A pet can be a treasured member of the family – but not all landlords are inclined to let pet owners take on a tenancy.
According to the Pet Food Manufacturers’ Association, an estimated forty per cent of UK households had a pet in 2019, from cats and puppies to ferrets and toads. And yet, according to the Government, only around seven per cent of landlords promote accommodation as pet-friendly.
“For most tenants, a pet is part of the family,” says James Ramsdale owner of Century 21 Brighton & Hove Estate Agents. “Therefore, you would assume a landlord permits this as part of the tenancy. However, every so often, landlords do say no, which could either be a straightforward no, or it might be due to their past experiences.”
While some landlords are concerned that having pets can cause damage to their property, many in the industry argue that it can make their property more ideal for pet owners and serve as motivation for tenants to lease for longer.
So, what are the rules, and what can you do to get that home with creature comforts?
What you need to understand about renting with pets The Government recently announced that it’s making an attempt to motivate “more landlords to think about opening their properties to responsible pet owners” via its model tenancy agreement.
This is a contract that landlords can use when taking on new tenants in England. But the Residential Landlords Association has pointed out that this action does not make it a legally binding requirement for landlords to accept pets, and that landlords nonetheless still have the right to refuse tenants with pets.
According to Landlord Law Services, referring to the Equality Act 2010, assistance dogs, such as guide dogs for the blind, listening dogs for deaf people, and dogs for disabled people ought to be accepted by means of regulation in a property.
Landlords are no longer allowed to charge more for deposits if a tenant has a pet. Up to six weeks lease (depending on the complete annual rent) is the maximum deposit they can take.
That said, some landlords are charging higher rent for pet owners, according to ARLA (Association of Residential Letting Agents).
Top recommendations for renting with pets
Find houses and residences with pets allowed
Before you start with a tenancy, you’ll want to find a landlord who permits the kind of pet you have. Ask your letting agent about your pet, or pets, and they can help you find what you’re looking for.
You also need to find a place that it suitable for your pet – for example, someplace with enough space for a dog (ideally such as a garden) or with cat flaps for a cat.
A letting agent can help make arrangements for your pet

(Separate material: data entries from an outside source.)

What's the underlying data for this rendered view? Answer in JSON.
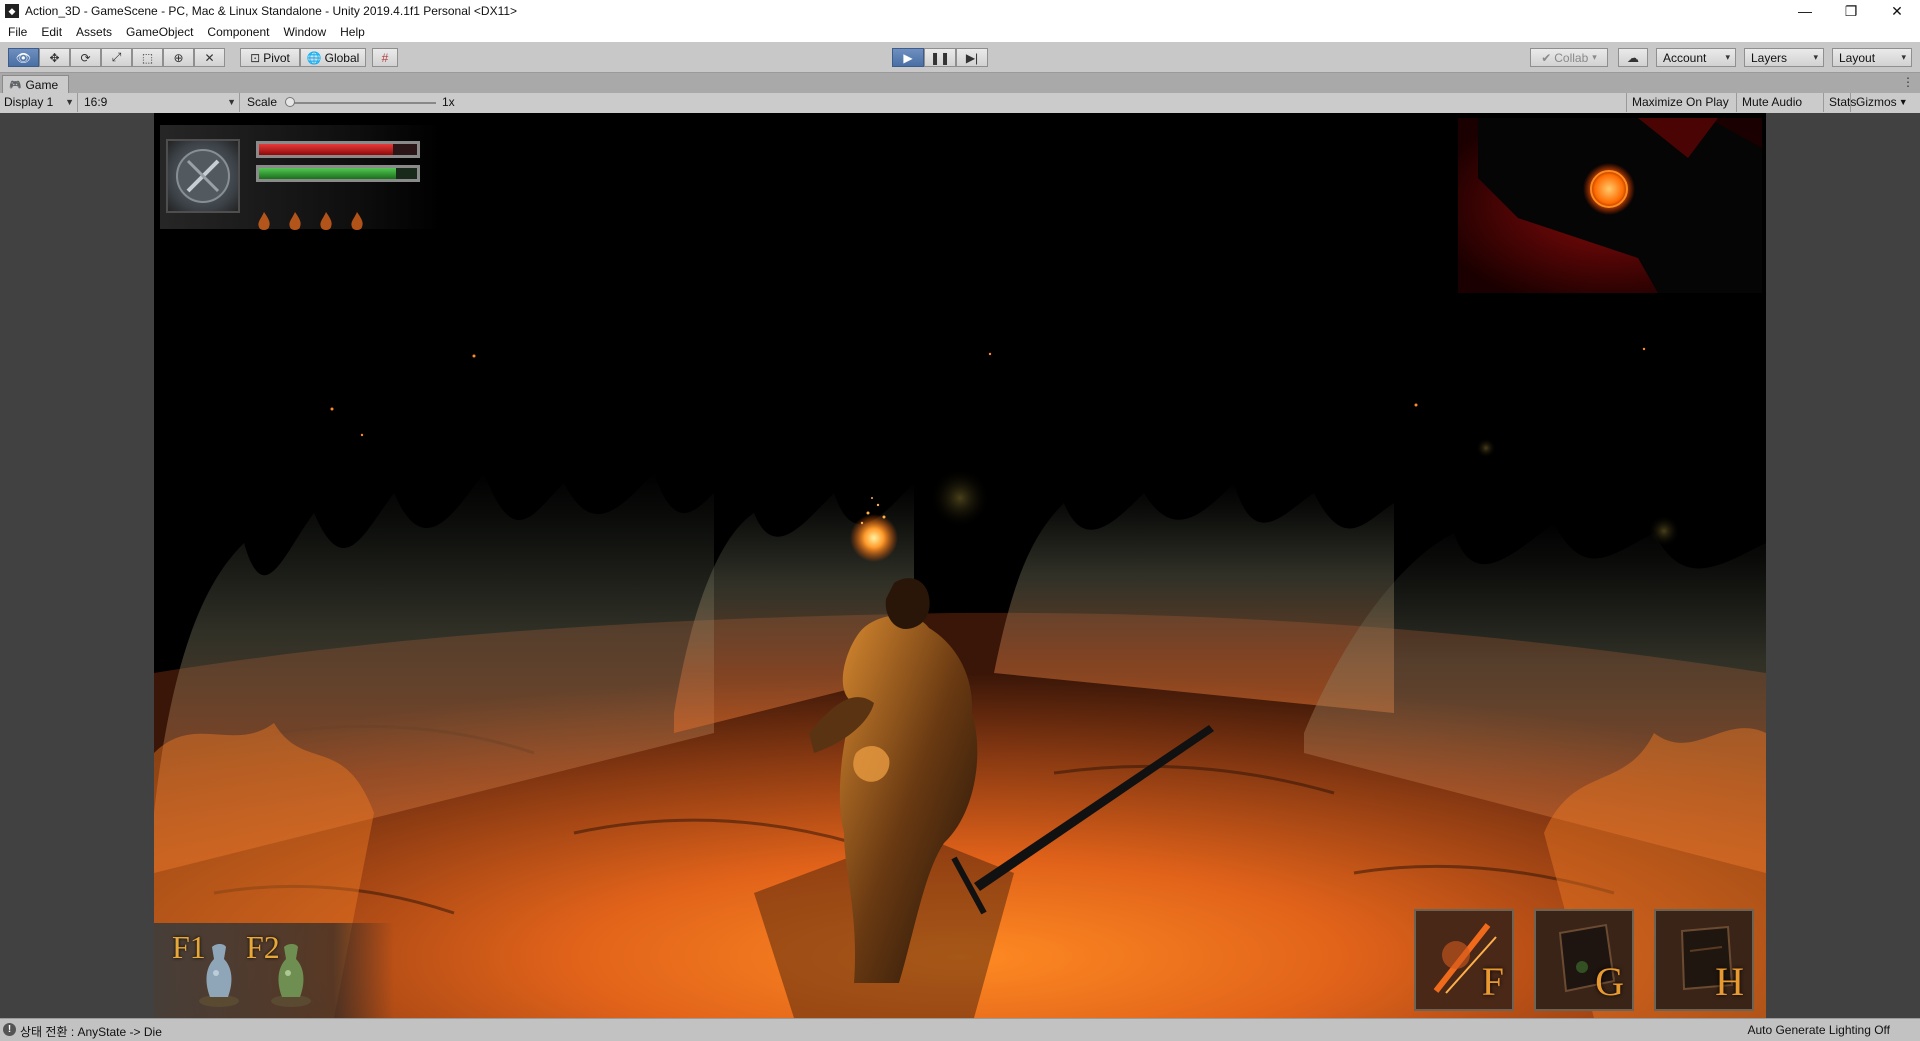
{
  "window": {
    "title": "Action_3D - GameScene - PC, Mac & Linux Standalone - Unity 2019.4.1f1 Personal <DX11>",
    "minimize_glyph": "—",
    "restore_glyph": "❐",
    "close_glyph": "✕"
  },
  "menu": [
    "File",
    "Edit",
    "Assets",
    "GameObject",
    "Component",
    "Window",
    "Help"
  ],
  "toolbar": {
    "pivot_label": "Pivot",
    "global_label": "Global",
    "collab_label": "Collab",
    "account_label": "Account",
    "layers_label": "Layers",
    "layout_label": "Layout",
    "play_state": "playing"
  },
  "game_tab": {
    "label": "Game",
    "display": "Display 1",
    "aspect": "16:9",
    "scale_label": "Scale",
    "scale_value": "1x",
    "maximize_label": "Maximize On Play",
    "mute_label": "Mute Audio",
    "stats_label": "Stats",
    "gizmos_label": "Gizmos"
  },
  "hud": {
    "health_fraction": 0.85,
    "stamina_fraction": 0.87,
    "flame_slots": 4,
    "potions": [
      {
        "key": "F1",
        "color": "#8fa6b8"
      },
      {
        "key": "F2",
        "color": "#6f8f52"
      }
    ],
    "skills": [
      {
        "key": "F",
        "tint": "#d0581c"
      },
      {
        "key": "G",
        "tint": "#3a2418"
      },
      {
        "key": "H",
        "tint": "#3a2418"
      }
    ]
  },
  "status": {
    "message": "상태 전환 : AnyState -> Die",
    "lighting": "Auto Generate Lighting Off"
  },
  "colors": {
    "accent": "#4a6fa5",
    "fire": "#e86a1c",
    "health": "#c41e1e",
    "stamina": "#2e9a2e"
  }
}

While pets such as fish, rabbits and hamsters are generally fine with landlords, cats and dogs may need more negotiation. An agent, can be a key middleman between potential tenant and landlord as they can represent both sides.
A landlord may have previously had a bad experience and naturally be hesitant, on the other hand a tenant can also see their pet as their priority.
Get a reference for your pet
The experience from a previous landlord can assist a tenant’s application. Sometimes a good recommendation from a previous landlord about the pet can be a game changer.
Rehoming and rescue charity Dogs Trust agrees, saying: “By providing a reference from your previous landlord, you can show that your pet is well behaved and has caused no problems at your previous property. This will show that you’re a responsible pet owner.”
Meet the landlord in person
If things progress well then it’s worth arranging for you and your pet to meet the landlord. That way, any issues they have can be laid to rest.
Dogs Trust advice includes inviting the landlord to your current home so they can witness first-hand how you and your pet live. The charity adds: “This is particularly vital for dogs as it shows your dog is well behaved.”
Write a pet CV
Century 21 in Hove suggests giving a landlord the lowdown on your pooch or cat.
It says: “Include the contact and details from your vet and anyone who can care for your pet in an emergency. You ought to also include important points of your pet’s remaining vaccinations and any flea and worming treatments they have had.”
Don’t hide your pet from your landlord
Before you try and pull the wool over a landlord’s eyes and smuggle in your cherished pet, pause for thought.
You should always get consent if you plan to have a pet at your rented property,
If you have an unauthorised pet this would technically put you at risk of eviction. Plus, your landlord is not going to give a good reference, which may cause issues when looking for a place in future.
Get the authorisation to have a pet in writing
If a landlord agrees to lease to you, make your agreement official. Also ask for your tenancy agreement to be modified to include your pet. A landlord can charge a fee for this.
According to authoritative, this should not be more than ?50. If a landlord asks for more, they need to supply written proof in the form of receipts or invoices to prove the extra charge.